The effect of soiling on the reflectance of solar reflector materials - Model for prediction of incidence angle dependent reflectance and attenuation due to dust deposition

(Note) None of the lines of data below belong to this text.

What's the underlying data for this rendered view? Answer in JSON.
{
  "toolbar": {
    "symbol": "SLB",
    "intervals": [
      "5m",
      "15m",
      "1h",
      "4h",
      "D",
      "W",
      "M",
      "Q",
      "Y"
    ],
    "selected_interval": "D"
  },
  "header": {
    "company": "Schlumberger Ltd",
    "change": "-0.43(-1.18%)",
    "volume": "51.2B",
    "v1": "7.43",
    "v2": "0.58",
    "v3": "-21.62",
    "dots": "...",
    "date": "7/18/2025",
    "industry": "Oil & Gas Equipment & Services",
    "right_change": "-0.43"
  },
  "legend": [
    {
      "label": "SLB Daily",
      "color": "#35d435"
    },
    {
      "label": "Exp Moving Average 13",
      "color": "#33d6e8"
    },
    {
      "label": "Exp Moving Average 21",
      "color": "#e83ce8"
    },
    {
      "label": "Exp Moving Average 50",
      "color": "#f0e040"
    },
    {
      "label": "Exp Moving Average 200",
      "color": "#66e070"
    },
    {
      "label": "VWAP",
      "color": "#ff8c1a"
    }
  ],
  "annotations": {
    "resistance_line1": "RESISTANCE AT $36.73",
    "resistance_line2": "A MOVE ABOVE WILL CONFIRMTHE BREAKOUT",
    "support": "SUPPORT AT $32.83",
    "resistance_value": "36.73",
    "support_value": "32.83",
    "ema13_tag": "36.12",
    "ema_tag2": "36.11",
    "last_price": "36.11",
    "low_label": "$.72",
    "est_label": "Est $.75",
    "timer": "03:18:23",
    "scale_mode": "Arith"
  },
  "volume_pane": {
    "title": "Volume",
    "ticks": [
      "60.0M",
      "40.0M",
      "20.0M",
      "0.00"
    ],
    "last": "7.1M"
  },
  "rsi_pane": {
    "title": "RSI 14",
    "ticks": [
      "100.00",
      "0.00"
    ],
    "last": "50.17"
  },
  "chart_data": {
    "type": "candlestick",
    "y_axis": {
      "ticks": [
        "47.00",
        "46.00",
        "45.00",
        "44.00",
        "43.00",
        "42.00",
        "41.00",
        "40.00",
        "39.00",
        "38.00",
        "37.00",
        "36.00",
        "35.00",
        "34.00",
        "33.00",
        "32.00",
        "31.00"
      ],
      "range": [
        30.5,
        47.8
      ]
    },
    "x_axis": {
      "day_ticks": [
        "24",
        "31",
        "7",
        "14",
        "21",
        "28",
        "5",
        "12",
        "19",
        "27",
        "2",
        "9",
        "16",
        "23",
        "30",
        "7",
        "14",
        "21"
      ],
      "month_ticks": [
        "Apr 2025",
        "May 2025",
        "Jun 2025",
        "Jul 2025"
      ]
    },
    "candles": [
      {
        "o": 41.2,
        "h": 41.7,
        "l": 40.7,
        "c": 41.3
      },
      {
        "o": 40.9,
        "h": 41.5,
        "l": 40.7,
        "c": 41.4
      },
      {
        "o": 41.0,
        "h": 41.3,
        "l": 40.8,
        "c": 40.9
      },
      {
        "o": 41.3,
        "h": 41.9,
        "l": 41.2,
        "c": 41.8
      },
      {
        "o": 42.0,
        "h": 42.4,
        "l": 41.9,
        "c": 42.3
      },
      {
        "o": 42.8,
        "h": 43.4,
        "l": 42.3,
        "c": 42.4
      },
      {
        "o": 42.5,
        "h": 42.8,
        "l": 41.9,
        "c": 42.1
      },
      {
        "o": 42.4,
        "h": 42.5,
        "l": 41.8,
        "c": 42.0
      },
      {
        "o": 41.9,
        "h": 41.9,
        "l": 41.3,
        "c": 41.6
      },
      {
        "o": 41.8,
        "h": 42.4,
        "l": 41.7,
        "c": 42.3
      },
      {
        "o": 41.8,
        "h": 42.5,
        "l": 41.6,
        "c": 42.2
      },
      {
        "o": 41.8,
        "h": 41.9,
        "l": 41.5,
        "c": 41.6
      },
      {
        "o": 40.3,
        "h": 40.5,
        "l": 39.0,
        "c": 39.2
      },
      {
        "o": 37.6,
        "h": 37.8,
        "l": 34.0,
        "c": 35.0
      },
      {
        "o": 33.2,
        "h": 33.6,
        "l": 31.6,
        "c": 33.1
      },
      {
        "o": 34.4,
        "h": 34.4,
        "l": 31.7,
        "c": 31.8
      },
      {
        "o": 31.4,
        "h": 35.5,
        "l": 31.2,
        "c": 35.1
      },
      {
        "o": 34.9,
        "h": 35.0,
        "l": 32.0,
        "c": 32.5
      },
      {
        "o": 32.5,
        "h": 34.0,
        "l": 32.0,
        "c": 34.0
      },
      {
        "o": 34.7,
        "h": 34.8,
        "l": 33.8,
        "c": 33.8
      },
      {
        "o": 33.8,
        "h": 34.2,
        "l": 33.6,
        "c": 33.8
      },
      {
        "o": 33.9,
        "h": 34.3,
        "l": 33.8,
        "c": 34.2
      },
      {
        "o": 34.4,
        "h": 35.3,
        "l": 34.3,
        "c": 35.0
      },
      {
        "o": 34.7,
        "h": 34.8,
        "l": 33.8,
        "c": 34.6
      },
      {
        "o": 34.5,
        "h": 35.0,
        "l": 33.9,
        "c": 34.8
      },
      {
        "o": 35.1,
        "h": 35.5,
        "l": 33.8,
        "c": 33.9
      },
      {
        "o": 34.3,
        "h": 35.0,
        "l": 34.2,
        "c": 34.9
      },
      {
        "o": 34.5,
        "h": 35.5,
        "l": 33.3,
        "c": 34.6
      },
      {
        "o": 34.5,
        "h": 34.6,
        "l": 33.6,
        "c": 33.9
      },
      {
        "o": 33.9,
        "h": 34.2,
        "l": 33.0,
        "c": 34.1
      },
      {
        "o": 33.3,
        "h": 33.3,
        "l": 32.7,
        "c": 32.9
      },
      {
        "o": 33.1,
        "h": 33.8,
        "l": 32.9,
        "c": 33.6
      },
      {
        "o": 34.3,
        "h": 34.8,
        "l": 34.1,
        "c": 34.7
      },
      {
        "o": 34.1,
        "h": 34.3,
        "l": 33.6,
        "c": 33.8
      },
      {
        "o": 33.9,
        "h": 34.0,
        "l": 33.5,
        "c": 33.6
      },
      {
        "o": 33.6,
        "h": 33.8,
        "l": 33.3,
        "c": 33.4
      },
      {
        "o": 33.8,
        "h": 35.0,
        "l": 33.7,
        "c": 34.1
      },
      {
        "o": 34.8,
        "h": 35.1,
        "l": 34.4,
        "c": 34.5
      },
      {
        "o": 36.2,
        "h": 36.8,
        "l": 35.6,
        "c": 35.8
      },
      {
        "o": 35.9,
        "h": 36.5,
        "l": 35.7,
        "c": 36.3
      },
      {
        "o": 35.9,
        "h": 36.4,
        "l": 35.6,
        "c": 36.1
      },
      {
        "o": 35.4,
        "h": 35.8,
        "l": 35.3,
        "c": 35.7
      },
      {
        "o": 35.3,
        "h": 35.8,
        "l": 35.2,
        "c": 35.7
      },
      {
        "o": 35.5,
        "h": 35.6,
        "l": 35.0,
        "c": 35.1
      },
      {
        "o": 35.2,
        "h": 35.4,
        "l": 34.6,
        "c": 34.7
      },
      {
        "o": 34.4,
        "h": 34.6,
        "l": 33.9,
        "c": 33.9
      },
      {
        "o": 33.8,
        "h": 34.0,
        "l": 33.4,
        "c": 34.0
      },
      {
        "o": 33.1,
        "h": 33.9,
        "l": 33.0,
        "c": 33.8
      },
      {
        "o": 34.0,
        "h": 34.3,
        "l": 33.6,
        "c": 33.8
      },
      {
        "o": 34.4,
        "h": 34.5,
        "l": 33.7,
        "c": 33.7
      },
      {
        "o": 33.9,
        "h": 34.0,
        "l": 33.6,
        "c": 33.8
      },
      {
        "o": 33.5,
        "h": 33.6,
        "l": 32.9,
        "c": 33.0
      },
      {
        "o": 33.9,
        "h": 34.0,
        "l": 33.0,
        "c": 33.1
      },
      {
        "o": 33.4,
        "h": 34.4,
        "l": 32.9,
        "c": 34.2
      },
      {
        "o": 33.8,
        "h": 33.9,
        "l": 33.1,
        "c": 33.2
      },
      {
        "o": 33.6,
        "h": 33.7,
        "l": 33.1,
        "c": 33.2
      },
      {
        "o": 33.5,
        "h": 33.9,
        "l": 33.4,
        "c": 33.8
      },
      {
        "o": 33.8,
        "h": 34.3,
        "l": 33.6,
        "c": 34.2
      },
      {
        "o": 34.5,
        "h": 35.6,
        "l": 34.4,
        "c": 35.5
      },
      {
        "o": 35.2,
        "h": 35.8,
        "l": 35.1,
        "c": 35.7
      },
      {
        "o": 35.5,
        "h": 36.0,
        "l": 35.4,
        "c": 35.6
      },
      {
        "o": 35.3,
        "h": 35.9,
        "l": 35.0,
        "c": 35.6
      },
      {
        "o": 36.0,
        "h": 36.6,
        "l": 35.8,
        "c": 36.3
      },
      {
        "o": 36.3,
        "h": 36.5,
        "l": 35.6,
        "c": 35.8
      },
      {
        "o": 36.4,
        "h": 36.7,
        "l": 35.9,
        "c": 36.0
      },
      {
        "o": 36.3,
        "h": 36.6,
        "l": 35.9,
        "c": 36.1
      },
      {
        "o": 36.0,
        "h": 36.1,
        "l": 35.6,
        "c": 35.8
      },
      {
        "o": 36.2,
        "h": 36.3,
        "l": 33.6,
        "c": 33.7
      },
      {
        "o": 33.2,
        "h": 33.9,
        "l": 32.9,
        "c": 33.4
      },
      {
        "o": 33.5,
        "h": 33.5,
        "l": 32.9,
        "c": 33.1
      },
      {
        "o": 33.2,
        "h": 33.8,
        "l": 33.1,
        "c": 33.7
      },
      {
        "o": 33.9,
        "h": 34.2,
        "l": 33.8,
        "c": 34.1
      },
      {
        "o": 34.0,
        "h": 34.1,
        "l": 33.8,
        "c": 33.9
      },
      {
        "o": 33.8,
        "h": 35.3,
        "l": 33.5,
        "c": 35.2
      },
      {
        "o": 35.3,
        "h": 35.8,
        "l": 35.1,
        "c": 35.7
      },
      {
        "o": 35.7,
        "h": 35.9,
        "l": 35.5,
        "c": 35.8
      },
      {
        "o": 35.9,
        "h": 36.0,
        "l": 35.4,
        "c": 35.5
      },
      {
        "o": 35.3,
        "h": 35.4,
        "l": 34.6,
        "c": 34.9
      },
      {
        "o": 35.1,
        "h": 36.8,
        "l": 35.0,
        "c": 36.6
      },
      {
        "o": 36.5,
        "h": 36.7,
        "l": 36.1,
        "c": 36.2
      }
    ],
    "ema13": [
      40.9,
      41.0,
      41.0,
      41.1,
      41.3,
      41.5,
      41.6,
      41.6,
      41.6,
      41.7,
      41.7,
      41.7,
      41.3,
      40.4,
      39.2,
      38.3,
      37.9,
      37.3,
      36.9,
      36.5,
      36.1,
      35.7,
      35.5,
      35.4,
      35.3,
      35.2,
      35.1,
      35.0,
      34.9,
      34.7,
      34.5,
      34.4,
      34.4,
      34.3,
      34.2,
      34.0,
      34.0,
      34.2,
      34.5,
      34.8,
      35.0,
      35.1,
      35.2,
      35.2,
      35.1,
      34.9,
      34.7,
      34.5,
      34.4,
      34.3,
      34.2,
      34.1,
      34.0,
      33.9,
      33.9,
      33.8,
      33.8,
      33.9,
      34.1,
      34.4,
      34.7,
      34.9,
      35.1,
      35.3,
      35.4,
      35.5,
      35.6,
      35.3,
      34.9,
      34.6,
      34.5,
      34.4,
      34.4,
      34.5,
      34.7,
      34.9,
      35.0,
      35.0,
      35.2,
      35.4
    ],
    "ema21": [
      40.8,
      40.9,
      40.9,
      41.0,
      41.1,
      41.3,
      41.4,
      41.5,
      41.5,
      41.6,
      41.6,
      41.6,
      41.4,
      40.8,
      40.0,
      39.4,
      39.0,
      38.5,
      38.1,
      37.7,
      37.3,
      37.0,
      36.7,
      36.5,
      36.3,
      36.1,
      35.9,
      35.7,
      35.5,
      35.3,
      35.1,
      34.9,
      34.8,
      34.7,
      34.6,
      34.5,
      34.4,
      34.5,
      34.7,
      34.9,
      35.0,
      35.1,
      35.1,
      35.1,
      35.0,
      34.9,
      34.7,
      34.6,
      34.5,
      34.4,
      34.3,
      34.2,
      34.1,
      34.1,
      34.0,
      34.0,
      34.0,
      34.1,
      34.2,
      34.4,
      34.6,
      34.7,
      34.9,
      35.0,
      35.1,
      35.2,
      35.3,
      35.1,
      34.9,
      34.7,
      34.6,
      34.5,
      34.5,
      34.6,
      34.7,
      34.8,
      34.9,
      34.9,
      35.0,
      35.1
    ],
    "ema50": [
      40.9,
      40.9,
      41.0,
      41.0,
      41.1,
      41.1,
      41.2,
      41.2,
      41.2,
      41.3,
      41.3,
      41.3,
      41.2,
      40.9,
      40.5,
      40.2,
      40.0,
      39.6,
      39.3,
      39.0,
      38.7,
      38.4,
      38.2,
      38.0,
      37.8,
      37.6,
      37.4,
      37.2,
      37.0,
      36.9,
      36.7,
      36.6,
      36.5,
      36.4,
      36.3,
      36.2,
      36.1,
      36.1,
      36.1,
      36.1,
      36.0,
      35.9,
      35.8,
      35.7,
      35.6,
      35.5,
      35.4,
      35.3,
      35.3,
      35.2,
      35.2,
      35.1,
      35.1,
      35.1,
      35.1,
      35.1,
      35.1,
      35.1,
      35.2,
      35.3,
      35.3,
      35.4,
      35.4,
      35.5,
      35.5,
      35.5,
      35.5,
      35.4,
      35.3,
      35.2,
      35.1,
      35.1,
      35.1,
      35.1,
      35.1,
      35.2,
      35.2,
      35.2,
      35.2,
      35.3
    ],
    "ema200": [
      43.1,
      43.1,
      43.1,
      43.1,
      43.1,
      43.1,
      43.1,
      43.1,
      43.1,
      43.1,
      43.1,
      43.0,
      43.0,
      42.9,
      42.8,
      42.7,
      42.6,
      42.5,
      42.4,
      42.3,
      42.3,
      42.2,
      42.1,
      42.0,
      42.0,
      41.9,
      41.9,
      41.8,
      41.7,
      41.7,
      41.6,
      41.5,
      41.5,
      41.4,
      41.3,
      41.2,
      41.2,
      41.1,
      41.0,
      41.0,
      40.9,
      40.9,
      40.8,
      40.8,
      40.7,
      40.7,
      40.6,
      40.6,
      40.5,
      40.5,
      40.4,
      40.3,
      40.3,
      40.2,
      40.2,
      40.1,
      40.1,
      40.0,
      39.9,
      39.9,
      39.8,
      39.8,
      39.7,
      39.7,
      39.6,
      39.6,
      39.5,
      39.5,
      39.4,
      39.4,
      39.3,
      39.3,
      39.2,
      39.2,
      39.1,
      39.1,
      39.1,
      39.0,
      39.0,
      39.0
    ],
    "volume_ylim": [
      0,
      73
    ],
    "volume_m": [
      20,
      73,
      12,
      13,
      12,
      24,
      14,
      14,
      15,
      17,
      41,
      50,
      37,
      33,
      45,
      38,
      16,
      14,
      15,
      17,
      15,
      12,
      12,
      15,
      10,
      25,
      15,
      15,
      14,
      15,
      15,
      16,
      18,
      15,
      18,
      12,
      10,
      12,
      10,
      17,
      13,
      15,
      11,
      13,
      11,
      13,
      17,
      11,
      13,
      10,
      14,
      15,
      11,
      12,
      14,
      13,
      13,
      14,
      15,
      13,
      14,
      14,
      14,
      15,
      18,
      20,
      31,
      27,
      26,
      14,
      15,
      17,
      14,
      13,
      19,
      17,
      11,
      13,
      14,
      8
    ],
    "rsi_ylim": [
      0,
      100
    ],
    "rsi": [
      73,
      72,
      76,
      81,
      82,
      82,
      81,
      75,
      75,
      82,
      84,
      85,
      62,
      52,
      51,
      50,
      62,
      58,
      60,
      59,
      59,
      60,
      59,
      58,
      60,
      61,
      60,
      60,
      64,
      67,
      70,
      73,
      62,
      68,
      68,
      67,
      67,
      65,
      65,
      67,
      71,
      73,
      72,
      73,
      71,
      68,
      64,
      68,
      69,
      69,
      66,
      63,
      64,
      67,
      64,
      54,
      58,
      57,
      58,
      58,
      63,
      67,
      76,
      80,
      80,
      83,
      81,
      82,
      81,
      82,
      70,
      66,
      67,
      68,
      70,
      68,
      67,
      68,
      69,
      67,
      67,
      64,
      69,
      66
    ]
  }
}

The accumulation of dust and soil on the surface of solar reflectors is an important factor reducing the effective use of solar energy, especially for concentrating solar power plants. In this study, we investigated glass-based mirrors exposed in the desert and mirrors soiled in the laboratory. We achieved artificial, controlled soiling with different soil types by use of an in-house dusting device and measured scattering, hemispherical and specular reflectance. Results showed that small-angle scattering due to dust is noticeable and severely reduces reflectance of mirrors with otherwise high specularity. Prominent result is a significant decrease of reflectance for increasing local solar incidence angles, for example from 0.91 at 8° incidence angle to 0.84 at 70° incidence angle. Therefore, we present a model to predict specular reflectance for different levels of cleanliness. The model applies the Lambert-Beer law and relates the incidence angle dependent attenuation of solar radiation to the dust layer. An application of our model to optical yield prediction indicated a significant relative decrease in predicted annual optical efficiency of up to 1.5% for parabolic trough power plants. In future research, a similar method could be adapted to predict optical losses of photovoltaic modules with flat cover glass.